Halfway through the 2016 season, the Raiders were on a roll.
With a 30-20 victory over the Broncos, Oakland had a three-game winning streak and victories in six of seven games. The offense was electric and the defense was steadily improving.
But special teams, too, played a starring role. Punter Marquette King, returner Jalen Richard, place-kicker Sebastian Janikowski and kick-coverage standouts such as Andre Holmes, Darren Bates, Johnny Holton and Brynden Trawick were making big plays. Time and again in the Denver game, the Raiders pinned the Broncos deep in their own territory with punts and kickoffs.
At the heart of it, said Bates, was special teams coordinator Brad Seely, who has molded terrific special teams units all over the league in a long NFL career.
“We started off as kind of a patchwork group, but from Game 1, we molded, and we worked with him (Seely), and he worked with us, each day, each week, and getting better, making it a real special teams unit, and not just individuals,” said Bates.
Now, as the Raiders head toward what they hope is a successful offseason of roster additions, they know they go into 2017 with a solid core of kickoff, kickoff-return, punting, punt-return and place-kicking units.
In fact, in the annual review of all NFL special teams done by Rick Gosselin of the Dallas Morning News, the Raiders came in at No. 9 among the league’s 32 teams.
In those ratings, the Raiders punting unit ranked No. 1 with a 48.6 yard average. Oakland also was No. 5 in punts downed inside the 20. The Raiders allowed the sixth-fewest kick-return yards and were 11th in punt-return average.
Levi Damien of SB Nation, in reviewing Gosselin’s rankings, noted the Raiders’ Trawick was fourth in the NFL with 15 combined special teams tackles and sixth in solo tackles, with 11 (tied with Holton).
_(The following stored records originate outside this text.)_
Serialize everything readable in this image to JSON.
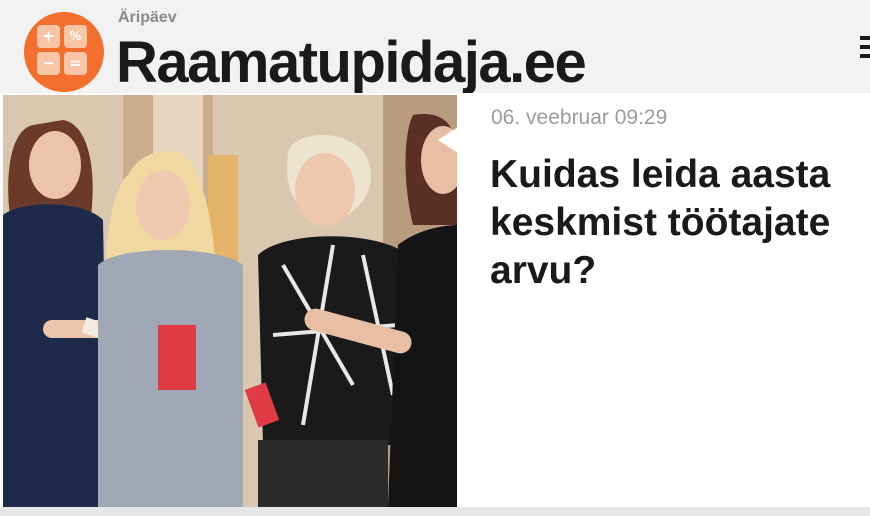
{
  "header": {
    "publisher": "Äripäev",
    "site_title": "Raamatupidaja.ee",
    "logo_keys": [
      "+",
      "%",
      "−",
      "="
    ],
    "logo_color": "#f36f2e",
    "menu_icon": "hamburger-menu-icon"
  },
  "article": {
    "date": "06. veebruar 09:29",
    "title": "Kuidas leida aasta keskmist töötajate arvu?",
    "image": "photo-four-women-talking"
  }
}
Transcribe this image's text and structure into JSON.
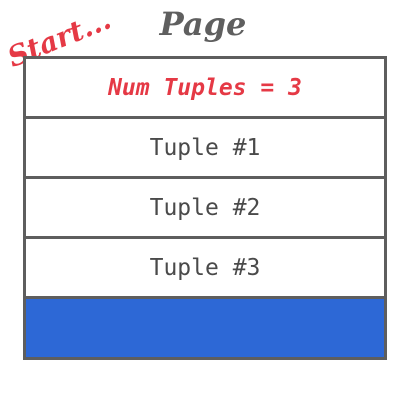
{
  "annotation": {
    "text": "Start..."
  },
  "page": {
    "title": "Page",
    "header": "Num Tuples = 3",
    "tuples": [
      "Tuple #1",
      "Tuple #2",
      "Tuple #3"
    ],
    "free_space_color": "#2d68d6"
  }
}
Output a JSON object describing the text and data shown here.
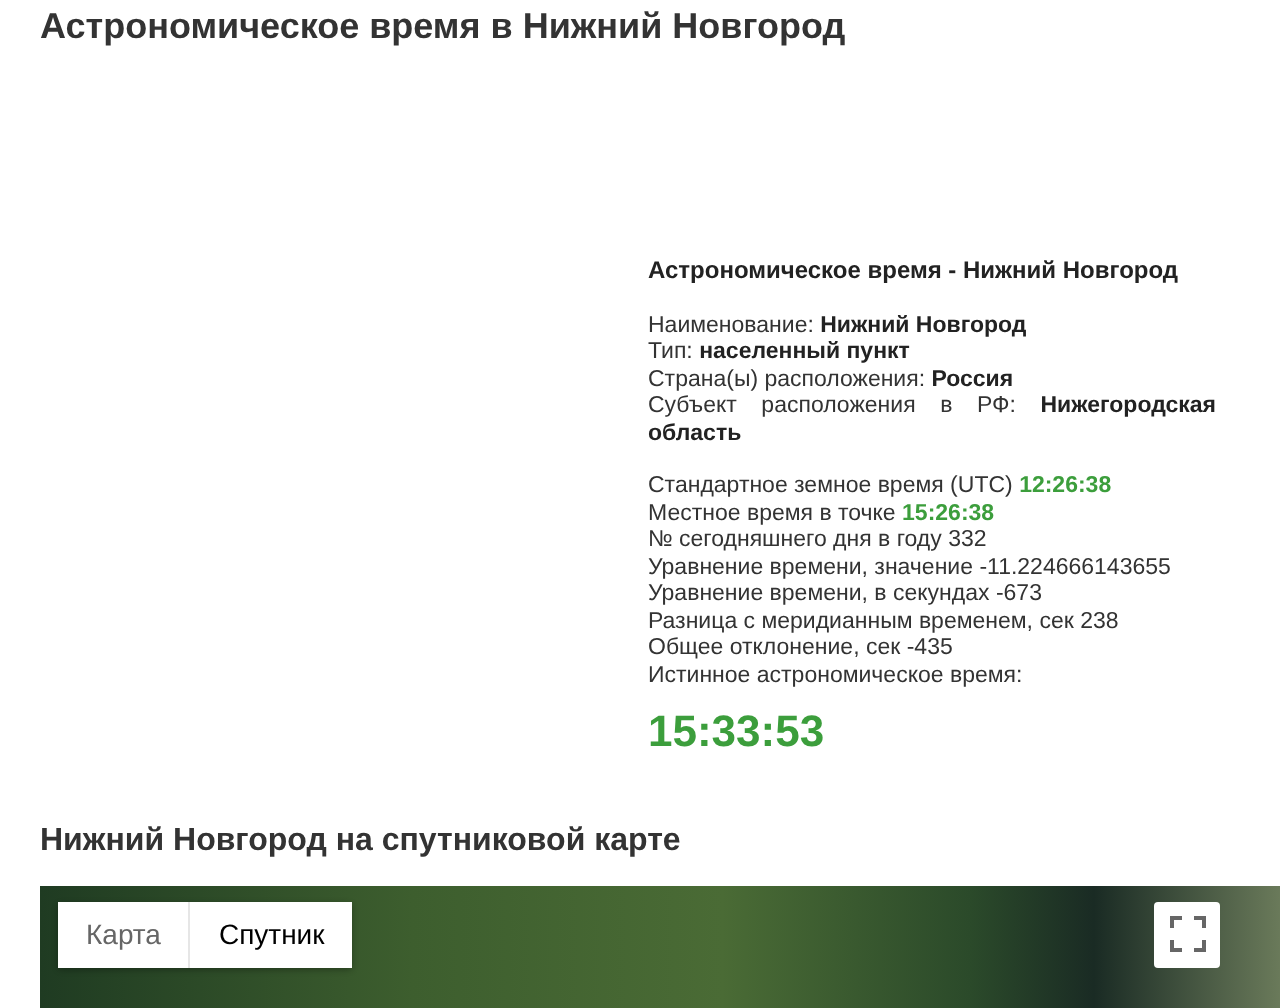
{
  "title": "Астрономическое время в Нижний Новгород",
  "panel": {
    "heading": "Астрономическое время - Нижний Новгород",
    "details": [
      {
        "label": "Наименование:",
        "value": "Нижний Новгород"
      },
      {
        "label": "Тип:",
        "value": "населенный пункт"
      },
      {
        "label": "Страна(ы) расположения:",
        "value": "Россия"
      },
      {
        "label": "Субъект расположения в РФ:",
        "value": "Нижегородская область"
      }
    ],
    "readings": [
      {
        "kind": "time",
        "label": "Стандартное земное время (UTC)",
        "value": "12:26:38"
      },
      {
        "kind": "time",
        "label": "Местное время в точке",
        "value": "15:26:38"
      },
      {
        "kind": "number",
        "label": "№ сегодняшнего дня в году",
        "value": "332"
      },
      {
        "kind": "number",
        "label": "Уравнение времени, значение",
        "value": "-11.224666143655"
      },
      {
        "kind": "number",
        "label": "Уравнение времени, в секундах",
        "value": "-673"
      },
      {
        "kind": "number",
        "label": "Разница с меридианным временем, сек",
        "value": "238"
      },
      {
        "kind": "number",
        "label": "Общее отклонение, сек",
        "value": "-435"
      },
      {
        "kind": "number",
        "label": "Истинное астрономическое время:"
      }
    ],
    "true_time": "15:33:53"
  },
  "map_section": {
    "heading": "Нижний Новгород на спутниковой карте",
    "map_types": [
      {
        "label": "Карта",
        "selected": false
      },
      {
        "label": "Спутник",
        "selected": true
      }
    ]
  }
}
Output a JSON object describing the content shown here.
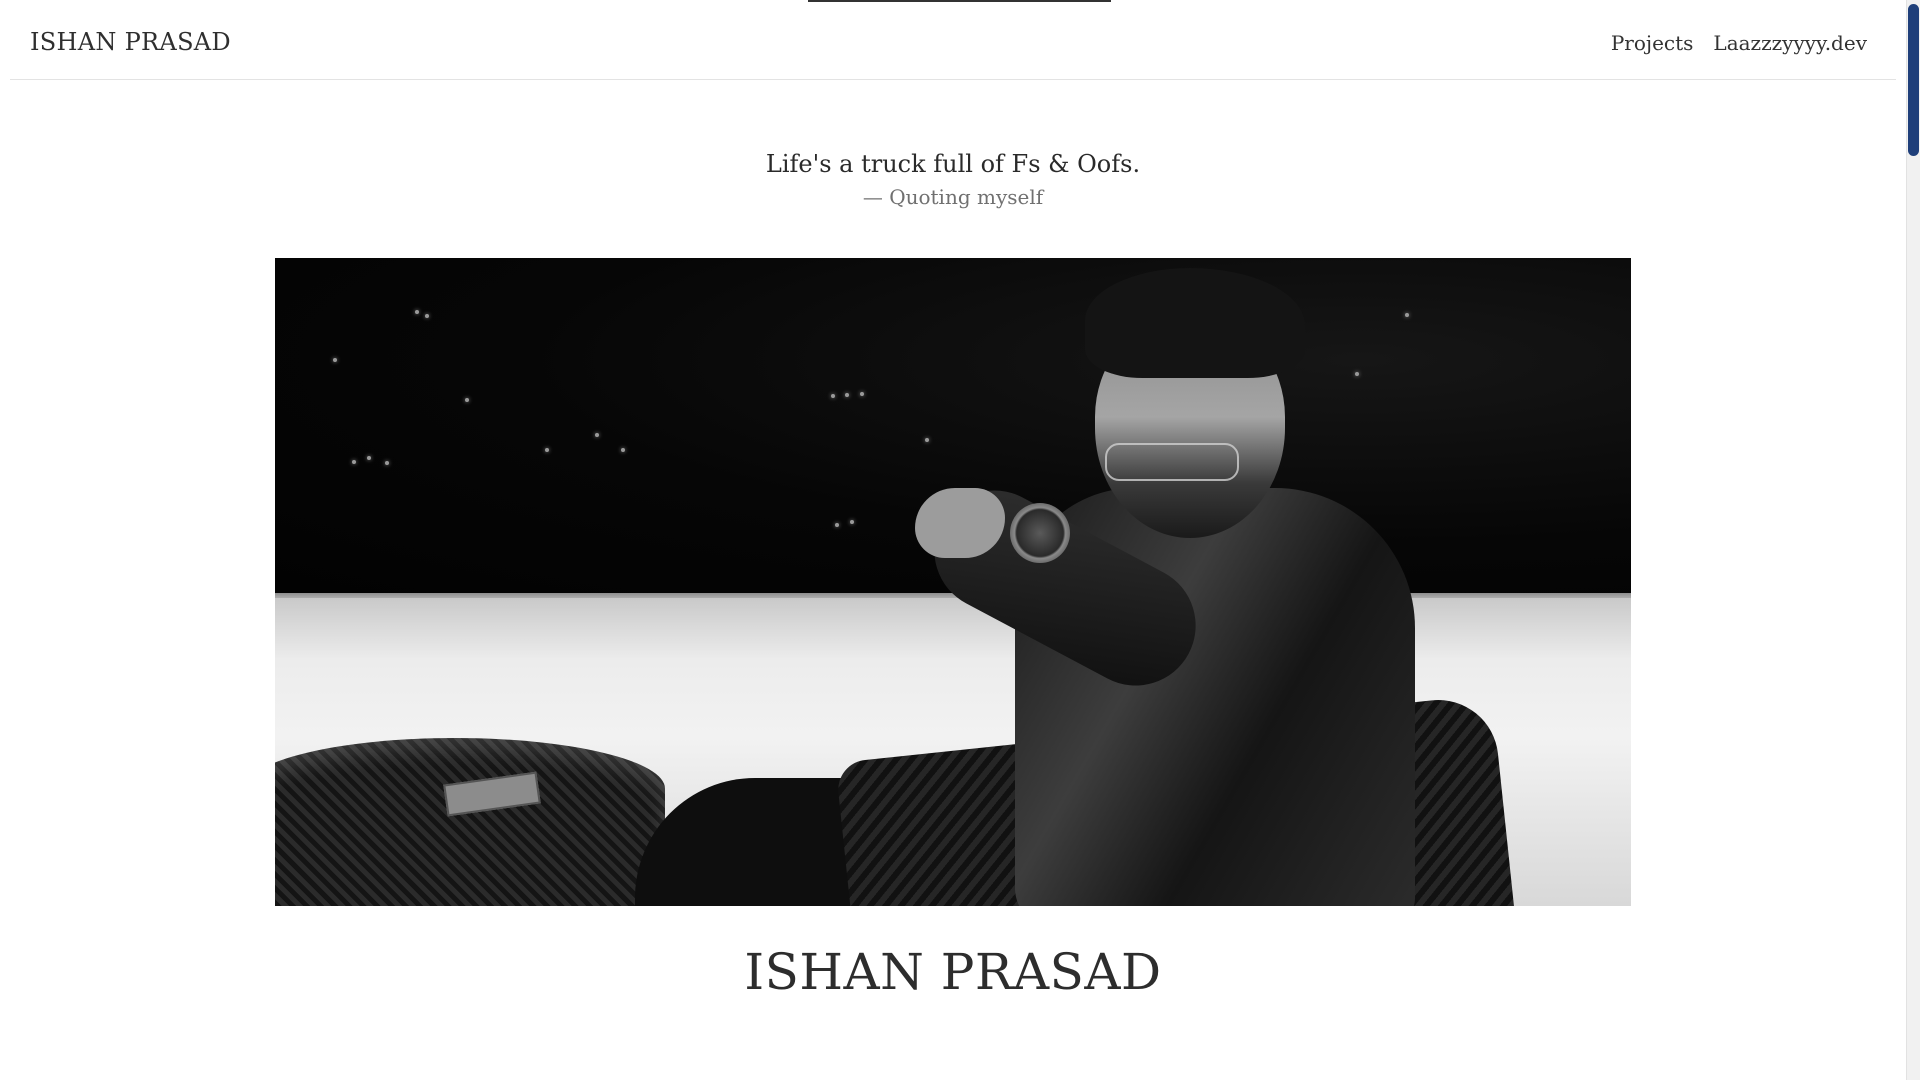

This past season, Seely loved having so many veterans on his units. Established players such as Trawick, Holmes and Bates, long snapper Jon Condo and kicker Sebastian Janikowski add both tangible and intangible qualities.
“Veteran guys, they do two things for you,” Seely said. “They come out to practice, they have a better idea of what you’re looking for and those guys have understood why they’ve been on football teams. And pressure, the best pressure in the world is peer pressure. Those guys want to be good, they want to be good in the kicking game, so they’re trying to get everybody else to raise their game.”
In 2016, they did just that.